Surprised? No. Disappointed? Absolutely.
Council’s latest actions revising the For-Hire-Vehicle bylaw, frankly, lived up to our expectations. City staff and most Councillors, led by Mayor Tory, once again demonstrated they had absolutely zero concern for the thousands of taxicab drivers and owners who have devoted their lives to serving the people and visitors to our city.
Remember the time when Council kept saying taxis were important to the city, that you were front line ambassadors, crucial to presenting a good impression to visitors and critical in providing top level service to taxi users at a price that was fair to both passengers and the driver?
Apparently those sentiments were merely pious, self-serving nonsense. These people have no respect for you or the job you do. You are interchangeable, disposable pawns to be sacrificed at will without thought or consideration. If you are a big foreign company that resisted even paying taxes in this country, that was willing (eager!) to ignore all City laws and the damage it was causing to established industries and the public, throw a bunch of money at the City and the powers that be will fold like tissue paper.
Remember back in 2015/16 when Toronto politicians and bureaucrats promised a “transparent” open and whatever review of the taxi bylaws? We all know that review was nothing of the sort, with surprise after surprise dropped on an industry that was already reeling from, many say, incompetent regulation, with Uber (at the start) getting just about everything it asked for and taxi problems both ignored and made incomparably worse. One gets the feeling the fix was already in, that the City had no intention of helping taxis and in fact would do all it could to make life worse for taxis.
Only when they were caught with their pants down by an incompetent driver who caused the death of a passenger did Council and City staff grudgingly, and indirectly, acknowledge they made a possible blunder by cancelling taxi driver training. So some form of training will be reinstituted. Better than nothing, we suppose. But will that training be uniform for all VFH drivers? We will have to wait and see.
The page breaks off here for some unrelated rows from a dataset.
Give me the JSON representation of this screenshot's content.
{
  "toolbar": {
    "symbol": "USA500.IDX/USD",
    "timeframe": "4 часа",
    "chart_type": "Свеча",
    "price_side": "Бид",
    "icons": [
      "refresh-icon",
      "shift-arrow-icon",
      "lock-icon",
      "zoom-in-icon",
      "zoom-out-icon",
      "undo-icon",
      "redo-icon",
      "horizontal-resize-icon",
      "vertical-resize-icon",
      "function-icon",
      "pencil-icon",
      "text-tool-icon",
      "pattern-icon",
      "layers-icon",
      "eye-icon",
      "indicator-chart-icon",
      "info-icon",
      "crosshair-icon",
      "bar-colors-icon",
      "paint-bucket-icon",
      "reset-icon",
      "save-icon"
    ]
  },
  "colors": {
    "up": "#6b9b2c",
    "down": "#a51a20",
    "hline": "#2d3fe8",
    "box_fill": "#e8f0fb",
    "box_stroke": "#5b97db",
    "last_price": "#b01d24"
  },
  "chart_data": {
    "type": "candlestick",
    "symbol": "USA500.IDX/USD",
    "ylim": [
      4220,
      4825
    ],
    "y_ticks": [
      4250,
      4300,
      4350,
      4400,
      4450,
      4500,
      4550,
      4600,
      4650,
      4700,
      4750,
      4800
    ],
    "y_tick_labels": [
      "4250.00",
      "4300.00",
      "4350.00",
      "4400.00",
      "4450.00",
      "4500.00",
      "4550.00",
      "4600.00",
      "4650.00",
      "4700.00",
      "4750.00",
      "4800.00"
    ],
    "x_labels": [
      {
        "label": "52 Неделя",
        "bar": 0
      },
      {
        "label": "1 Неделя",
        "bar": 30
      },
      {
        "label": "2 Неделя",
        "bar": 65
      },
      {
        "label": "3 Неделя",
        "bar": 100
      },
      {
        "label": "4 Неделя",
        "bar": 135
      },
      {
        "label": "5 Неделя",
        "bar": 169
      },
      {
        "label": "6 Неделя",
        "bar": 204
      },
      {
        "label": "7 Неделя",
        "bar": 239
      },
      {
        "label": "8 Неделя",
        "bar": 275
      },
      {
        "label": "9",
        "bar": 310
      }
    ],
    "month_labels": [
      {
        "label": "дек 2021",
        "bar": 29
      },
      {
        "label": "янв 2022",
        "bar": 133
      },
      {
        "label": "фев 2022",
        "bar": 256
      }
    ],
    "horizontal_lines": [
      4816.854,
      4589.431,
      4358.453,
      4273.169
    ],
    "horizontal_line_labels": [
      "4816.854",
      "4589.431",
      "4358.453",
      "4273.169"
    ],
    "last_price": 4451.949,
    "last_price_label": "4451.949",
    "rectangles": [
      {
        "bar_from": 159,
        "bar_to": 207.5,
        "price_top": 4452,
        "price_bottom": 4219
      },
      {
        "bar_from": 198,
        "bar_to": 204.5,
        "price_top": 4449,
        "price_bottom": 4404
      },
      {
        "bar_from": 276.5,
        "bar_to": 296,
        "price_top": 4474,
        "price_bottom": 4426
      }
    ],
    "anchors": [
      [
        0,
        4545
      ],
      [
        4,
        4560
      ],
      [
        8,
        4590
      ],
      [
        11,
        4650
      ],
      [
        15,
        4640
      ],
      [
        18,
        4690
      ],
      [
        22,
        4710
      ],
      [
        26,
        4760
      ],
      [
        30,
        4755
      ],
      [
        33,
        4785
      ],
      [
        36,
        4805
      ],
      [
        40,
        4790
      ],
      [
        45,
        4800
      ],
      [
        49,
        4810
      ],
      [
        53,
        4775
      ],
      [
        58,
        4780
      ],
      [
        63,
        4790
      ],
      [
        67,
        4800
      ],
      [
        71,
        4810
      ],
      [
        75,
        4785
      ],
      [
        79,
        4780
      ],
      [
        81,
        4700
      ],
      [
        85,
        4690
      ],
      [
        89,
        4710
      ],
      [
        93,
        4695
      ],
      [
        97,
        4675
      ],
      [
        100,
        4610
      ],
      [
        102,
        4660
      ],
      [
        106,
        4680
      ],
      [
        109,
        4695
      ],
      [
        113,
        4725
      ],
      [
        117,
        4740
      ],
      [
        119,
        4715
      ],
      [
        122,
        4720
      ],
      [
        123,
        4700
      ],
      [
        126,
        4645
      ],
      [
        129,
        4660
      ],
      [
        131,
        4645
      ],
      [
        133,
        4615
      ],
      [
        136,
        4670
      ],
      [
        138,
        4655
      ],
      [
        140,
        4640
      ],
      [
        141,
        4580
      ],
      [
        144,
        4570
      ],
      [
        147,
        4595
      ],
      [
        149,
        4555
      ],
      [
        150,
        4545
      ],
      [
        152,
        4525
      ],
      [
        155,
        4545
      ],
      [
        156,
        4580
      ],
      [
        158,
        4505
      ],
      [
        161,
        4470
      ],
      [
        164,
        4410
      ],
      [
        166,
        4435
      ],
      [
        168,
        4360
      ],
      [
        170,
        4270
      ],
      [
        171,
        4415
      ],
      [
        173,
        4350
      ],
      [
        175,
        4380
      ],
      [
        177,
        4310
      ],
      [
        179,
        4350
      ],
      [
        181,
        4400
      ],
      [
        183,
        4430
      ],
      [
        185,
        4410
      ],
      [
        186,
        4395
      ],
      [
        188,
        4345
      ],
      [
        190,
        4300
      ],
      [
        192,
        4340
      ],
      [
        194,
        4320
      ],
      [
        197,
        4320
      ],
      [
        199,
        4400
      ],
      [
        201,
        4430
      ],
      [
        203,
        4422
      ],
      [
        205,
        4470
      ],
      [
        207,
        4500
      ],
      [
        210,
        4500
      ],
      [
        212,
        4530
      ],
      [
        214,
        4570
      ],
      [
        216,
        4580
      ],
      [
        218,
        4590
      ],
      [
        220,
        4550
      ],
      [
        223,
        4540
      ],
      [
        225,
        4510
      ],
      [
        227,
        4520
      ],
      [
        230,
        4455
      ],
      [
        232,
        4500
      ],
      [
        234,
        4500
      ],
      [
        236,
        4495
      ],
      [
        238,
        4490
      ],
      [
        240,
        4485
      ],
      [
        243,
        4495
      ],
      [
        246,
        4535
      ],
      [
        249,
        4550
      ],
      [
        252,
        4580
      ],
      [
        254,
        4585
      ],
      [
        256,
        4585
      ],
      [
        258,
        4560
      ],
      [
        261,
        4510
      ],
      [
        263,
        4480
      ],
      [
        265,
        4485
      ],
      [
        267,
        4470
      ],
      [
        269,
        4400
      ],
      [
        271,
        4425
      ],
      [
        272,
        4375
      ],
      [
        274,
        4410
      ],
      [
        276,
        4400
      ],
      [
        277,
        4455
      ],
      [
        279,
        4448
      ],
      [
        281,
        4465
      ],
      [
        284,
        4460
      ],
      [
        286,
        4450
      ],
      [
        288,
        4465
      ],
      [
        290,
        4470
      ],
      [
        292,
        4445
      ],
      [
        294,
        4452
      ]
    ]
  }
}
Only when Federal tax authorities laid down the law did these Private Transportation Companies actually start to pay their fair share in Canadian taxes. Only lately did Mississauga tell all PTC drivers they had to have GST numbers and submit taxes. Toronto still, astonishingly, has not taken that step as a precondition of licensing. We wonder why not? Oh, perhaps it would upset Uber so they won’t do it? (Just speculating, of course.)
Just lately we are starting to see Uber and other PTC drivers appear before the Toronto Licensing Tribunal. We’re still not sure they are being subjected to bylaw charges when warranted. But for far too long the City abrogated its regulatory responsibilities by handing enforcement over to the PTCs instead of City enforcement officers, police and the courts. So passengers faced the great unknown about who was driving a PTC vehicle. A bad or abusive driver could get kicked off the Uber platform, then the next day start driving for, for example, Lyft, with an absolutely clean license record. Yet City officials say they care about passenger safety. Right. They just want the 30 cents a ride.
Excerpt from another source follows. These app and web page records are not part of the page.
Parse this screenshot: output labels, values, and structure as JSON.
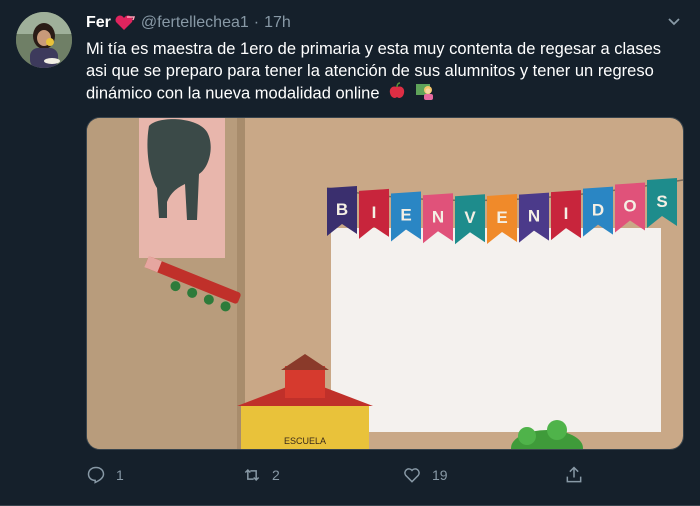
{
  "tweet": {
    "display_name": "Fer",
    "handle": "@fertellechea1",
    "separator": "·",
    "time": "17h",
    "text": "Mi tía es maestra de 1ero de primaria y esta muy contenta de regesar a clases asi que se preparo para tener la atención de sus alumnitos y tener un regreso dinámico con la nueva modalidad online",
    "emojis": [
      "apple-emoji",
      "teacher-emoji"
    ],
    "banner_letters": [
      "B",
      "I",
      "E",
      "N",
      "V",
      "E",
      "N",
      "I",
      "D",
      "O",
      "S"
    ],
    "banner_colors": [
      "#3a2f6e",
      "#c8253c",
      "#2a86c4",
      "#e0527a",
      "#1e8c8c",
      "#f08a2a",
      "#4b3a8a",
      "#c8253c",
      "#2a86c4",
      "#e0527a",
      "#1e8c8c"
    ],
    "sign_text": "ESCUELA"
  },
  "actions": {
    "reply_count": "1",
    "retweet_count": "2",
    "like_count": "19"
  },
  "colors": {
    "background": "#15202b",
    "secondary_text": "#8899a6",
    "border": "#38444d"
  }
}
Now the City of Mississauga has been served notice it is being sued for its role in destroying the livelihoods of its’ taxi industry participants. The Mississauga industry is joining a lengthening list of jurisdictions, including Toronto, being forced to defend their actions in throwing open the doors to disruptive and grossly unfair competition.
We believe affected industries are using the courts as a last ditch attempt to save their investments and careers. It is wonderful to see that people still have faith they will at least get a fair hearing in a courtroom, unlike at City Halls. But there is also a certain underlying acknowledgement that these massively expensive court cases, despite what the industries believe are solid, fact and law-based arguments, still come down to what a Judge (or judges) decide. There are no “slam dunks” in court.
Nevertheless, we wish these people suing the cities well.